Work to be completed: For the records that follow, give the number of lines in which the word "name" occurs, with nothing added.
***** Materials provided *****
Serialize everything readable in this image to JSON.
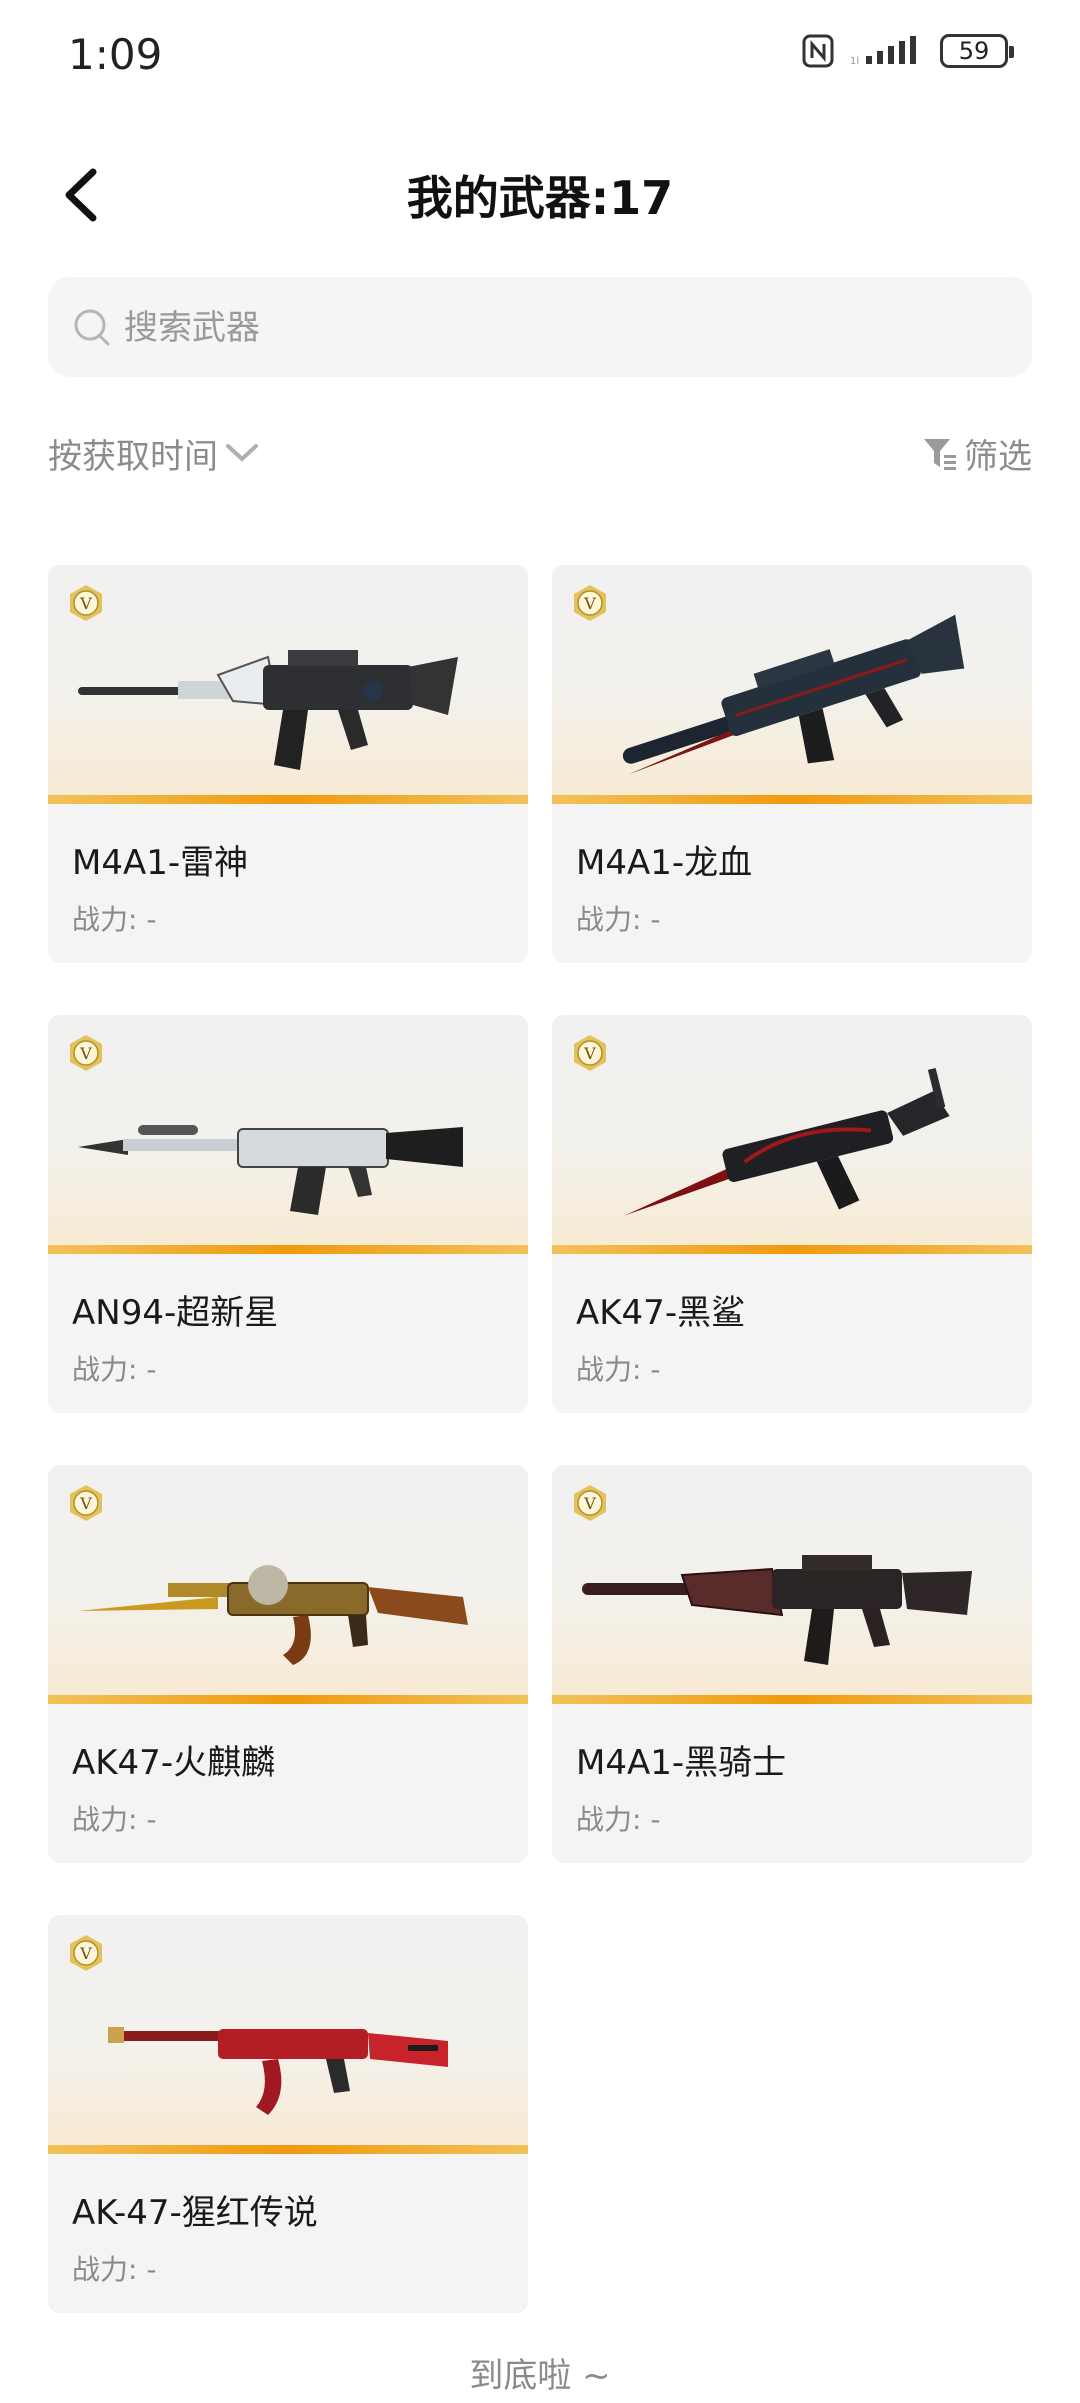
{
  "status_bar": {
    "time": "1:09",
    "battery": "59"
  },
  "header": {
    "title": "我的武器:17"
  },
  "search": {
    "placeholder": "搜索武器"
  },
  "toolbar": {
    "sort_label": "按获取时间",
    "filter_label": "筛选"
  },
  "weapons": [
    {
      "name": "M4A1-雷神",
      "power": "战力: -",
      "badge": "V"
    },
    {
      "name": "M4A1-龙血",
      "power": "战力: -",
      "badge": "V"
    },
    {
      "name": "AN94-超新星",
      "power": "战力: -",
      "badge": "V"
    },
    {
      "name": "AK47-黑鲨",
      "power": "战力: -",
      "badge": "V"
    },
    {
      "name": "AK47-火麒麟",
      "power": "战力: -",
      "badge": "V"
    },
    {
      "name": "M4A1-黑骑士",
      "power": "战力: -",
      "badge": "V"
    },
    {
      "name": "AK-47-猩红传说",
      "power": "战力: -",
      "badge": "V"
    }
  ],
  "footer": {
    "text": "到底啦 ~"
  },
  "colors": {
    "accent_bar": "#f09a0d",
    "card_bg": "#f4f4f4",
    "badge_gold": "#e3c25c"
  }
}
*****
The completed task: 7